“I’d say it’s at an all-time low – mostly because of Afghanistan now,” he explained. “Nobody knows why we are at either place, and I believe the troops need to know why they are there, or we should pull out, and this is a unanimous feeling, even for folks who are pro-war.”
In a strikingly similar incident on May 11, 2009, a US soldier gunned down five fellow soldiers at a stress-counseling center at a US base in Baghdad. Adm. Mike Mullen, the chairman of the US military’s Joint Chiefs of Staff, told reporters at a news conference at the Pentagon that the shootings occurred in a place where “individuals were seeking help.”
“It does speak to me, though, about the need for us to redouble our efforts, the concern in terms of dealing with the stress,” Admiral Mullen said. “It also speaks to the issue of multiple deployments.”
Commenting on that incident in nearly parallel terms, US Secretary of Defense Robert Gates said that the Pentagon needs to redouble its efforts to relieve stress caused by repeated deployments in war zones; stress that is further exacerbated by limited time at home in between deployments.
The condition described by Mullen and Gates is what veteran health experts often refer to as PTSD.
While soldiers returning home are routinely involved in shootings, suicide and other forms of self-destructive violent behavior as a direct result of their experiences in Iraq, we had yet to see an event of this magnitude take place in Iraq until last May.
Prior to the May incident, the last reported incident of this kind happened in 2005, when an Army captain and lieutenant were killed when an anti-personnel mine detonated in the window of their room at a US base in Tikrit.
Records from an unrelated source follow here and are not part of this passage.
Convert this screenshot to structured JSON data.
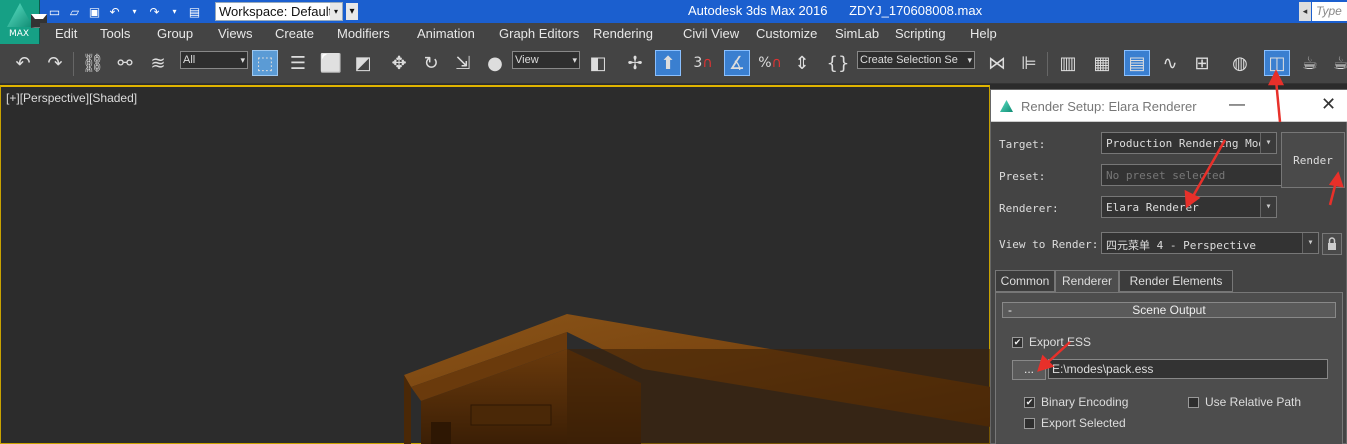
{
  "titlebar": {
    "workspace_label": "Workspace: Default",
    "app_name": "Autodesk 3ds Max 2016",
    "file_name": "ZDYJ_170608008.max",
    "search_placeholder": "Type a",
    "logo_text": "MAX"
  },
  "menu": [
    "Edit",
    "Tools",
    "Group",
    "Views",
    "Create",
    "Modifiers",
    "Animation",
    "Graph Editors",
    "Rendering",
    "Civil View",
    "Customize",
    "SimLab",
    "Scripting",
    "Help"
  ],
  "toolbar": {
    "selection_filter": "All",
    "reference_coord": "View",
    "named_selection": "Create Selection Se",
    "snap_3": "3",
    "percent_snap": "%"
  },
  "viewport": {
    "label_plus": "[+]",
    "label_view": "[Perspective]",
    "label_shading": "[Shaded]"
  },
  "render_setup": {
    "title": "Render Setup: Elara Renderer",
    "target_label": "Target:",
    "target_value": "Production Rendering Mode",
    "preset_label": "Preset:",
    "preset_value": "No preset selected",
    "renderer_label": "Renderer:",
    "renderer_value": "Elara Renderer",
    "view_label": "View to Render:",
    "view_value": "四元菜单 4 - Perspective",
    "render_button": "Render",
    "tabs": [
      "Common",
      "Renderer",
      "Render Elements"
    ],
    "rollout_title": "Scene Output",
    "rollout_toggle": "-",
    "export_ess_label": "Export ESS",
    "browse_button": "...",
    "export_path": "E:\\modes\\pack.ess",
    "binary_encoding_label": "Binary Encoding",
    "use_relative_path_label": "Use Relative Path",
    "export_selected_label": "Export Selected",
    "checks": {
      "export_ess": true,
      "binary_encoding": true,
      "use_relative_path": false,
      "export_selected": false
    }
  },
  "colors": {
    "titlebar": "#1b5fcf",
    "ui_dark": "#444444",
    "viewport_bg": "#2c2c2c",
    "viewport_border": "#e0b400",
    "annotation_red": "#e8302a"
  }
}
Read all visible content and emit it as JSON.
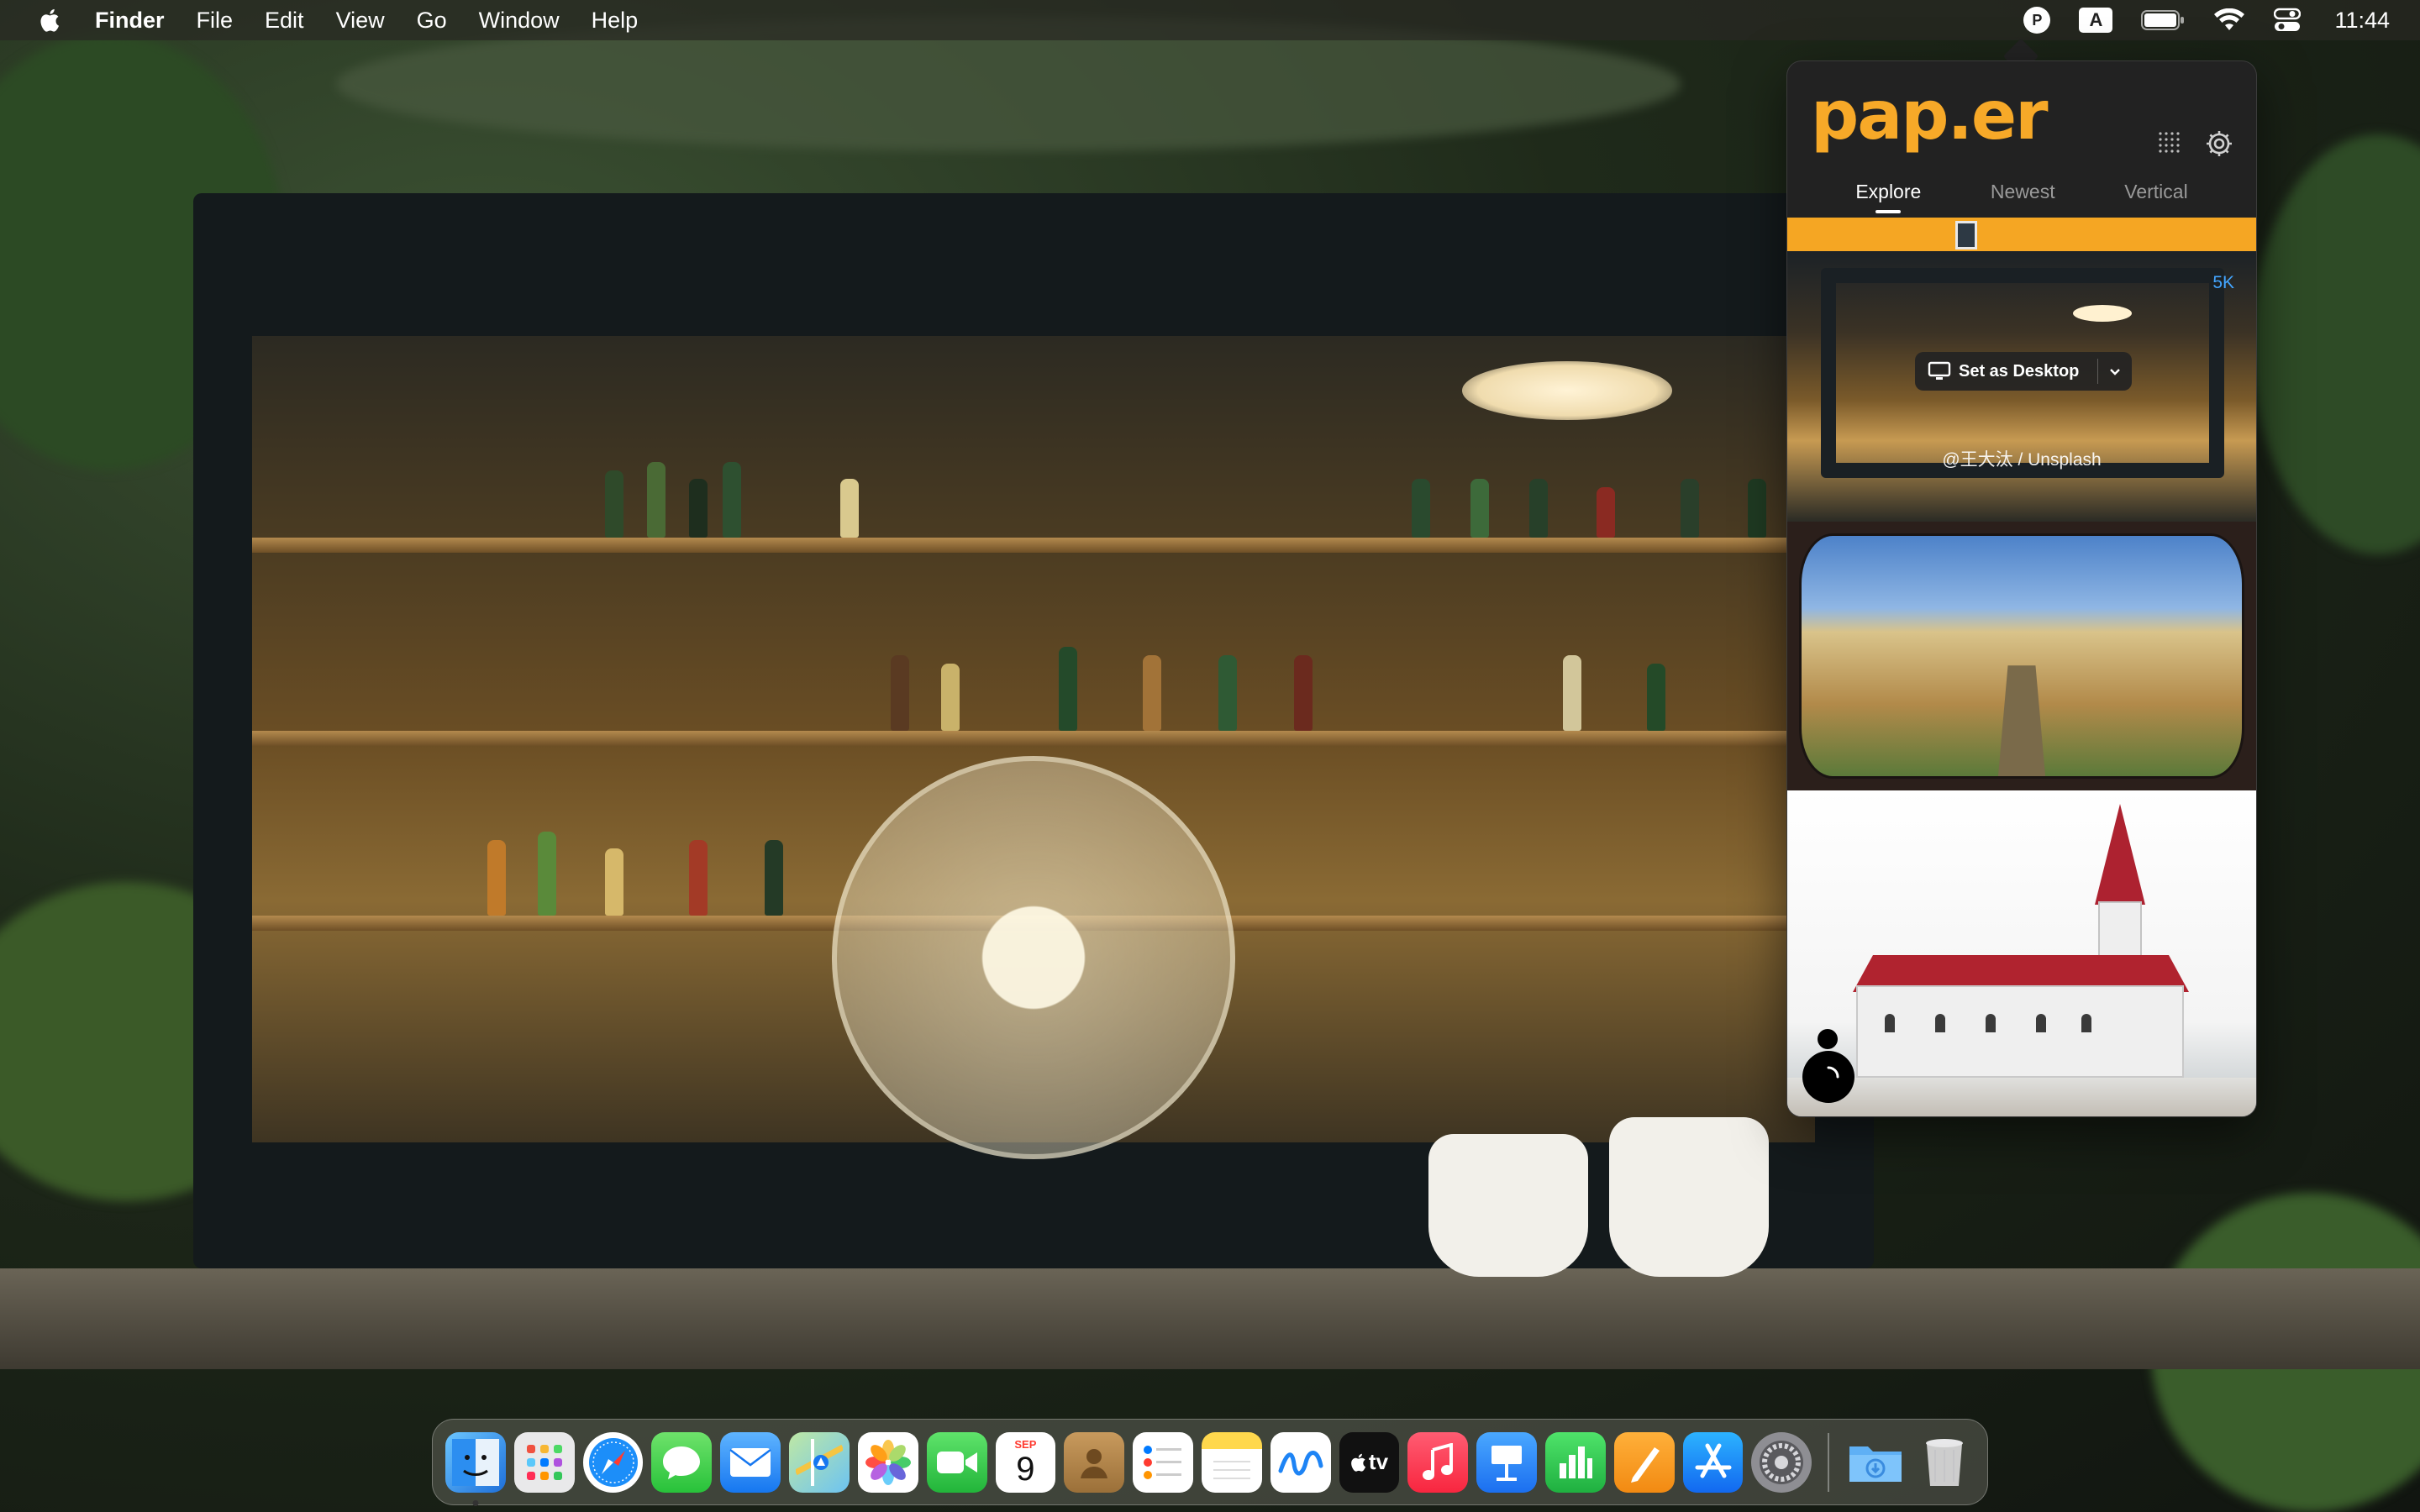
{
  "menubar": {
    "app_name": "Finder",
    "menus": [
      "File",
      "Edit",
      "View",
      "Go",
      "Window",
      "Help"
    ],
    "status": {
      "paper_icon_letter": "P",
      "input_source_letter": "A",
      "clock": "11:44"
    }
  },
  "popover": {
    "logo": "pap.er",
    "tabs": [
      "Explore",
      "Newest",
      "Vertical"
    ],
    "active_tab": "Explore",
    "wallpapers": [
      {
        "badge": "5K",
        "action_label": "Set as Desktop",
        "credit": "@王大汰 / Unsplash"
      }
    ]
  },
  "dock": {
    "calendar_month": "SEP",
    "calendar_day": "9",
    "tv_label": "tv"
  }
}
In that case, National Guard Staff Sgt. Alberto Martinez was acquitted.
The shocking story of a soldier killing five of his comrades does not come as a surprise when we consider that the military has, for years now, been sending troops with untreated PTSD back into the US occupations of Iraq and Afghanistan.
According to an Armed Forces Health Surveillance Center analysis, reported in the Denver Post in August 2008, more than “43,000 service members — two-thirds of them in the Army or Army Reserve — were classified as nondeployable for medical reasons three months before they deployed” to Iraq.
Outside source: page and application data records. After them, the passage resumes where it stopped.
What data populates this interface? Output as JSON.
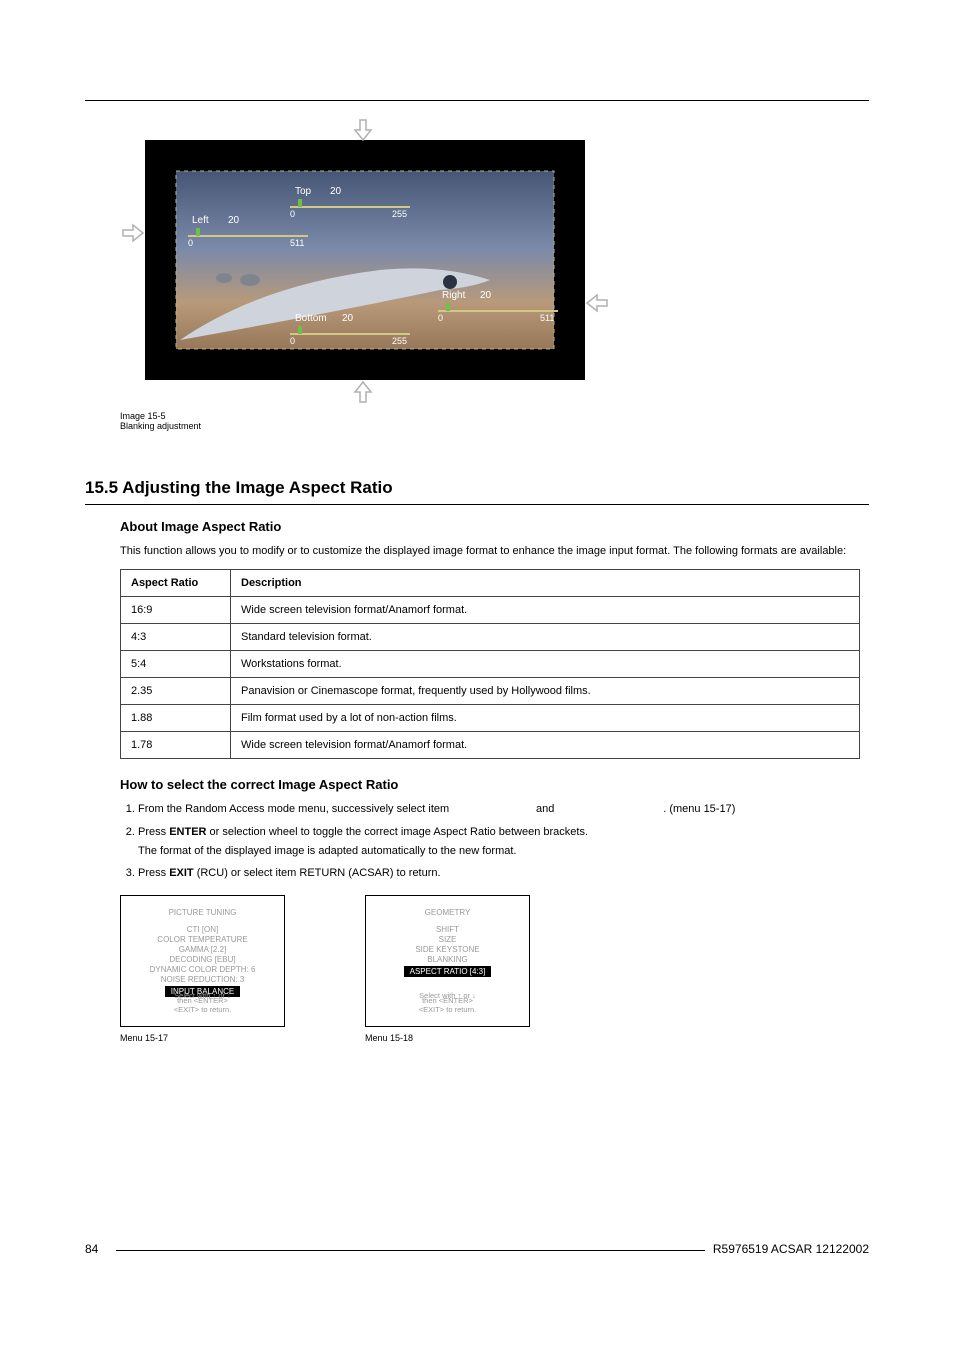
{
  "figure": {
    "caption_line1": "Image 15-5",
    "caption_line2": "Blanking adjustment",
    "labels": {
      "top": "Top",
      "left": "Left",
      "right": "Right",
      "bottom": "Bottom",
      "top_val": "20",
      "left_val": "20",
      "right_val": "20",
      "bottom_val": "20",
      "z255_a": "255",
      "z511_a": "511",
      "z511_b": "511",
      "z255_b": "255",
      "zero": "0"
    }
  },
  "section": {
    "number_title": "15.5 Adjusting the Image Aspect Ratio",
    "about_heading": "About Image Aspect Ratio",
    "about_para": "This function allows you to modify or to customize the displayed image format to enhance the image input format.  The following formats are available:",
    "table": {
      "header": {
        "col1": "Aspect Ratio",
        "col2": "Description"
      },
      "rows": [
        {
          "ratio": "16:9",
          "desc": "Wide screen television format/Anamorf format."
        },
        {
          "ratio": "4:3",
          "desc": "Standard television format."
        },
        {
          "ratio": "5:4",
          "desc": "Workstations format."
        },
        {
          "ratio": "2.35",
          "desc": "Panavision or Cinemascope format, frequently used by Hollywood films."
        },
        {
          "ratio": "1.88",
          "desc": "Film format used by a lot of non-action films."
        },
        {
          "ratio": "1.78",
          "desc": "Wide screen television format/Anamorf format."
        }
      ]
    },
    "howto_heading": "How to select the correct Image Aspect Ratio",
    "steps": {
      "s1_a": "From the Random Access mode menu, successively select item ",
      "s1_b": " and ",
      "s1_c": ". (menu 15-17)",
      "s2_a": "Press ",
      "s2_enter": "ENTER",
      "s2_b": " or selection wheel to toggle the correct image Aspect Ratio between brackets.",
      "s2_sub": "The format of the displayed image is adapted automatically to the new format.",
      "s3_a": "Press ",
      "s3_exit": "EXIT",
      "s3_b": " (RCU) or select item RETURN (ACSAR) to return."
    },
    "menus": {
      "m17": {
        "caption": "Menu 15-17",
        "title": "PICTURE TUNING",
        "items": [
          "CTI [ON]",
          "COLOR TEMPERATURE",
          "GAMMA [2.2]",
          "DECODING [EBU]",
          "DYNAMIC COLOR DEPTH: 6",
          "NOISE REDUCTION: 3"
        ],
        "highlight": "INPUT BALANCE",
        "scroll": "Select with ↑ or ↓",
        "enter": "then <ENTER>",
        "return": "<EXIT> to return."
      },
      "m18": {
        "caption": "Menu 15-18",
        "title": "GEOMETRY",
        "items": [
          "SHIFT",
          "SIZE",
          "SIDE KEYSTONE",
          "BLANKING"
        ],
        "highlight": "ASPECT RATIO [4:3]",
        "scroll": "Select with ↑ or ↓",
        "enter": "then <ENTER>",
        "return": "<EXIT> to return."
      }
    }
  },
  "footer": {
    "page": "84",
    "docref": "R5976519 ACSAR 12122002"
  }
}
Mark Thompson also has reported in Time magazine, “Data contained in the Army’s fifth Mental Health Advisory Team report indicate that, according to an anonymous survey of US troops taken last fall, about 12 percent of combat troops in Iraq and 17 percent of those in Afghanistan are taking prescription antidepressants or sleeping pills to help them cope.”
In April 2008, the RAND Corporation released a stunning report revealing, “Nearly 20 percent of military service members who have returned from Iraq and Afghanistan – 300,000 in all – report symptoms of post-traumatic stress disorder or major depression, yet only slightly more than half have sought treatment.”
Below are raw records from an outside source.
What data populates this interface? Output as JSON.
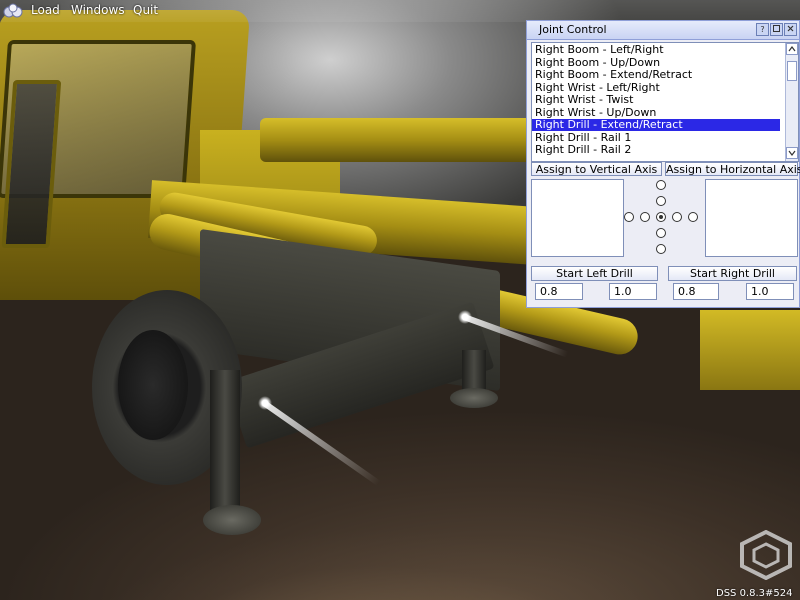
{
  "menu": {
    "items": [
      {
        "label": "Load"
      },
      {
        "label": "Windows"
      },
      {
        "label": "Quit"
      }
    ]
  },
  "joint_control": {
    "title": "Joint Control",
    "joints": [
      {
        "label": "Right Boom - Left/Right",
        "selected": false
      },
      {
        "label": "Right Boom - Up/Down",
        "selected": false
      },
      {
        "label": "Right Boom - Extend/Retract",
        "selected": false
      },
      {
        "label": "Right Wrist - Left/Right",
        "selected": false
      },
      {
        "label": "Right Wrist - Twist",
        "selected": false
      },
      {
        "label": "Right Wrist - Up/Down",
        "selected": false
      },
      {
        "label": "Right Drill - Extend/Retract",
        "selected": true
      },
      {
        "label": "Right Drill - Rail 1",
        "selected": false
      },
      {
        "label": "Right Drill - Rail 2",
        "selected": false
      }
    ],
    "assign_vertical_label": "Assign to Vertical Axis",
    "assign_horizontal_label": "Assign to Horizontal Axis",
    "start_left_drill_label": "Start Left Drill",
    "start_right_drill_label": "Start Right Drill",
    "left_value_1": "0.8",
    "left_value_2": "1.0",
    "right_value_1": "0.8",
    "right_value_2": "1.0"
  },
  "version": "DSS 0.8.3#524",
  "icons": {
    "app_logo": "app-logo-icon",
    "help": "help-icon",
    "minimize": "minimize-icon",
    "close": "close-icon",
    "scroll_up": "scroll-up-icon",
    "scroll_down": "scroll-down-icon",
    "watermark": "hexagon-logo-icon"
  },
  "colors": {
    "selection": "#2b28e6",
    "window_border": "#8f9fd8",
    "window_bg": "#ecedf5"
  }
}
President Barack Obama, speaking during an event at the Department of the Interior in Washington, said that the mass shooting at Fort Hood was a “horrific outburst of violence.” He added, “It is horrifying that they should come under fire at an army base on American soil.”
Victor Agosto, an Iraq war veteran who was discharged from the military after publicly refusing to deploy to Afghanistan, has had firsthand experience with the SRP at Fort Hood, where he too was based.
“I knew there would be a confrontation when I was there, because the only reason to do that process is to deploy,” Agosto explained, speaking to Truthout near Fort Hood. “So the shooter clearly intended to stop people from deploying.”
Agosto was court-martialed for refusing an order to go to the SRP to prepare to deploy to Afghanistan.
“I was court-martialed for refusing the order to SRP in that very same building. I didn’t enter the building, but I didn’t go in because I was refusing the process,” Agosto continued. “It’s a pretty important place in my life, so it’s interesting to me that this happened there.”
This article originally appeared on Truthout on Thurs., Nov. 5.